Summary: 2011 Predictions
Social technologies will unleash a quantum leap in productivity and profitability by making continuous innovation achievable and pervasive. This will occur when commercial and government enterprises understand how to be more human and engage people who are motivated by causes that are important to the enterprise. Crowdsourcing will be as common as electricity within five years. However, in 2011, using social technologies to transform the enterprise will remain nascent. Here are CSRA’s specific predictions.
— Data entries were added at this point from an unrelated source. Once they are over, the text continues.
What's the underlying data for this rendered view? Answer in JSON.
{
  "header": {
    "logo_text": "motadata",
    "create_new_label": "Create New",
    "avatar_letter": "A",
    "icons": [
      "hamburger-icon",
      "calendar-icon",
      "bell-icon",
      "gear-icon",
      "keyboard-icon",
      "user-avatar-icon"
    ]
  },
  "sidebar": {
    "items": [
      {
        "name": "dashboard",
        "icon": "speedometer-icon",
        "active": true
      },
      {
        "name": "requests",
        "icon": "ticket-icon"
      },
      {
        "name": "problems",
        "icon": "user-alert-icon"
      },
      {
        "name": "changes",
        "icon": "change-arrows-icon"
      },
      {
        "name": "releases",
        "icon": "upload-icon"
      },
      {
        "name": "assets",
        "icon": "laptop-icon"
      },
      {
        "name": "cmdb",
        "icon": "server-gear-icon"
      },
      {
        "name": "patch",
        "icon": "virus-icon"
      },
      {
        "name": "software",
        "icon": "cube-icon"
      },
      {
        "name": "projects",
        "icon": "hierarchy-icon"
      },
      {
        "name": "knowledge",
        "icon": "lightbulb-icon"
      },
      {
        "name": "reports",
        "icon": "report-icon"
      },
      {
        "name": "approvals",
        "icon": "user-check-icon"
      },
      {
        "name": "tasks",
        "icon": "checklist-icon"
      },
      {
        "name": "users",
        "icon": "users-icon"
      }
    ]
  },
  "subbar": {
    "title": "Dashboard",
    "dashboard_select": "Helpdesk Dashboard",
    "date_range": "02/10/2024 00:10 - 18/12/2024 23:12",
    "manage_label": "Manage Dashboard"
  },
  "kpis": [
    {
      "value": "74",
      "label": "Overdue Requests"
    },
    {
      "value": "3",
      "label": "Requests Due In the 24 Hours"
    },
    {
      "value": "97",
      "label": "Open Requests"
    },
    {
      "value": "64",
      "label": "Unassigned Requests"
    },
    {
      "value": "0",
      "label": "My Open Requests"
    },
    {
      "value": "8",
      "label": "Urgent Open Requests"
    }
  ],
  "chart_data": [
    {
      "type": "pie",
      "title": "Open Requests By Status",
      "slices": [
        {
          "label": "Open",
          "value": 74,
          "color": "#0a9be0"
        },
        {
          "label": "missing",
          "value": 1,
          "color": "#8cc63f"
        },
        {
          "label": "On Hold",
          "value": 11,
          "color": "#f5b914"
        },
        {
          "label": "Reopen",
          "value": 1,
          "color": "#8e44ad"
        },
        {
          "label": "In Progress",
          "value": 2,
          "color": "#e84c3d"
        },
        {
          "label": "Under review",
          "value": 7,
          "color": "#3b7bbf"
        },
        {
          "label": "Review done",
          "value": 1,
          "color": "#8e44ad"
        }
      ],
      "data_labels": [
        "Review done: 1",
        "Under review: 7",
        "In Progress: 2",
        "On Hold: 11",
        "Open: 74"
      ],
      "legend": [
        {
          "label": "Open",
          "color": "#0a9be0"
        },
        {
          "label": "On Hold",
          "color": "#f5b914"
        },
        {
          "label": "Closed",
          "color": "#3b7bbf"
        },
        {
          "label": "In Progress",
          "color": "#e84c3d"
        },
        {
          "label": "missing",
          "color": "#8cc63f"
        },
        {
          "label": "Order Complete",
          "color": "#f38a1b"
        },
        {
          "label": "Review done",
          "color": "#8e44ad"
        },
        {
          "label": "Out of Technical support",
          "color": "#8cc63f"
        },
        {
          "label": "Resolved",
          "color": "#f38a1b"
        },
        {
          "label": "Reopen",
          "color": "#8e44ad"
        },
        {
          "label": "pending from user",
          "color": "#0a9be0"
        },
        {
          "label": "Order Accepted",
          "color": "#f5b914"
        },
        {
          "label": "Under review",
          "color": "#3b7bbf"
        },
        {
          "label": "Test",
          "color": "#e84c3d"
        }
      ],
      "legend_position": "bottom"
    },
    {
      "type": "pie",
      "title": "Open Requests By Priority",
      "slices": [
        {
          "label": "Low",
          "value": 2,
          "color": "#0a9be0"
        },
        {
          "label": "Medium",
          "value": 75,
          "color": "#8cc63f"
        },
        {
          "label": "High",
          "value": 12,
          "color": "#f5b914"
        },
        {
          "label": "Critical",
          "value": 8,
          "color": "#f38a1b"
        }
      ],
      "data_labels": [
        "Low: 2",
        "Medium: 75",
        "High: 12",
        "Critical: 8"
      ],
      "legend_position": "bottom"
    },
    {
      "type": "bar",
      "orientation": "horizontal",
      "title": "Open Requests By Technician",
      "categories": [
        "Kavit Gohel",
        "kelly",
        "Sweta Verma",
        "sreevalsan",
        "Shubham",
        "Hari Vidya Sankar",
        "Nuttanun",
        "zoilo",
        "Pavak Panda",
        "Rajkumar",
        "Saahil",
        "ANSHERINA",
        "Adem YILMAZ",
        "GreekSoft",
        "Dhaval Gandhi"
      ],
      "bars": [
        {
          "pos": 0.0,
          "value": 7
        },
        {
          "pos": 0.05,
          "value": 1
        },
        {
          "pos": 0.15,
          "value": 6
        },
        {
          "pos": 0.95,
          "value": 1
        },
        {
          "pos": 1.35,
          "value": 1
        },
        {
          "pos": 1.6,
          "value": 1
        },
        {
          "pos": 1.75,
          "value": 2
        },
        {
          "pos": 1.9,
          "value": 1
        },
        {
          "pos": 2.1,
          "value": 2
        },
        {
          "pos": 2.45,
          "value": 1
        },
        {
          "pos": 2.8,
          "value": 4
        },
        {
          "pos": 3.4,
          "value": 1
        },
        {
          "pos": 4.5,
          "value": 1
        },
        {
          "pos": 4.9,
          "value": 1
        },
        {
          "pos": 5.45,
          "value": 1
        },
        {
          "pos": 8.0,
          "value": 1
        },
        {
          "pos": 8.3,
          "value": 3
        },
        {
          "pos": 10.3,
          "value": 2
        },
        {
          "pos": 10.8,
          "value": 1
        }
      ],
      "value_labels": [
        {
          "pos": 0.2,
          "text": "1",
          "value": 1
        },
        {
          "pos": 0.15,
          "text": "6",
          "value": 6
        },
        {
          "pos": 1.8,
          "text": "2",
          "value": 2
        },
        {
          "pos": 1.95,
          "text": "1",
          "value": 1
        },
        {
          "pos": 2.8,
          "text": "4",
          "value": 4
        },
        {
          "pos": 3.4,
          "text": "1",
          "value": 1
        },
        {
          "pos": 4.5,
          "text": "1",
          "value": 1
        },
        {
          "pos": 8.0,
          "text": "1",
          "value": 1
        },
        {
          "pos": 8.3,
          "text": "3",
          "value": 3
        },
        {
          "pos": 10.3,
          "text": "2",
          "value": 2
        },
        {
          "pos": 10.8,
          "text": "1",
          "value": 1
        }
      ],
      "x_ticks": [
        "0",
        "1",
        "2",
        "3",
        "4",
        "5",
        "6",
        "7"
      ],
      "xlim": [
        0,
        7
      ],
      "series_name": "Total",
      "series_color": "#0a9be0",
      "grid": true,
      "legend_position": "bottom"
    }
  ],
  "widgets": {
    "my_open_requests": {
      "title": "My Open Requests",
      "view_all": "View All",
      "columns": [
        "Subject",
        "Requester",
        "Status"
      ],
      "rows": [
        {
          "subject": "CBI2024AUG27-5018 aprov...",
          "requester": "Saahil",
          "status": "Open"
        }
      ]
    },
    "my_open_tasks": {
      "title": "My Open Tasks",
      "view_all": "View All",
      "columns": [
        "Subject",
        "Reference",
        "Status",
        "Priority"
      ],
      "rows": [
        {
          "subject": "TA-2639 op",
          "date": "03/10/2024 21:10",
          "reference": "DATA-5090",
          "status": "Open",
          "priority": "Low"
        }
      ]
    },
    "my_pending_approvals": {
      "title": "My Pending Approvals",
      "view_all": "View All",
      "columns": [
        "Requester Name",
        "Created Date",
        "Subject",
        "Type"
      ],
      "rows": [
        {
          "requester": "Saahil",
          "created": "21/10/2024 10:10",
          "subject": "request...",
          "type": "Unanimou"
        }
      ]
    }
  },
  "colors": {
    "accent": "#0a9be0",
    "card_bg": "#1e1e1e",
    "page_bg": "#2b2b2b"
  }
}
We invite you to read the longer version on the Global Human Capital Journal.
- The Economy will continue to improve, but it won’t feel like a recovery for most people, and there is still considerable risk of a major disruption
- Employment will not recover in 2011, but executives can increase security by changing their approach
- Marketing 2.0 will continue to grow, but social media campaigns will disappoint in 2011
- Government 2.0 will continue to pioneer social tech initiatives in select areas
- Empowerment is clearly assuming a political as well as a commercial dimension
- Geosocial will continue to be Web 3.0’s visible face
- Social business will be increasingly mentioned in 2011, but few firms have the capability to do it
- Social actions and Internet advertising headed for disruption
- Social business models and tactics summary: crowdsourcing, gaming/virtual worlds, commco, proam
- Sociology will be the competency of the next 20 years
- Get to know your ecosystem and how you can interact with it most effectively. I have yet to meet an organization that knows its stakeholders’ preferred venues, workstreams and networks in sufficient breadth and depth from which to create sound strategy. Millions of conversations are taking place in an ecosystem around you, and you need to understand what digital venues are most influential. You also have to look at your organization, honestly, and develop a vision for what value you can bring to these conversations and venues (hint, it’s probably not your products and services).
- Develop resident skills with digital social technologies, processes and behaviors. This is a strategic imperative because stakeholders will increasingly expect you to interact how they want to interact.
- Blogging is about what you think and creating a network around yourself, not about selling. Leave the latter for your website.
- Experiment with geosocial pilots; you need to understand Web 3.0 and how your stakeholders can use mobile technology and social actions to create value for themselves.
- Gaming will become the new work, so you need to learn how to use it to increase engagement—in business contexts.
- Assign a top executive to manage your adoption of social business because changing stakeholders’ expectations will change your business. Develop a social business strategy.
- Create and maintain a relationship-centric ethos for your social initiatives.
- Start blogging, it’s the easiest way to differentiate yourself.
- Start tweeting. Twitter is a new mode of communication that you need to understand because it is transforming communication and creating new kinds of relationships.
- Cut back on unproductive networking. Don’t fall into networking as an activity trap.
- Relentlessly conduct yourself so that you increase trust with people who count.
- Experiment with video. If you have a family member or friend who has some video skills, make a couple short videos of yourself talking about something your stakeholders are worried or excited about.
- Get on Foursquare, Facebook Places or another geosocial app. You need to understand Web 3.0, and it doesn’t take much time. Don’t let it happen to you.
- Read the full story on Global Human Capital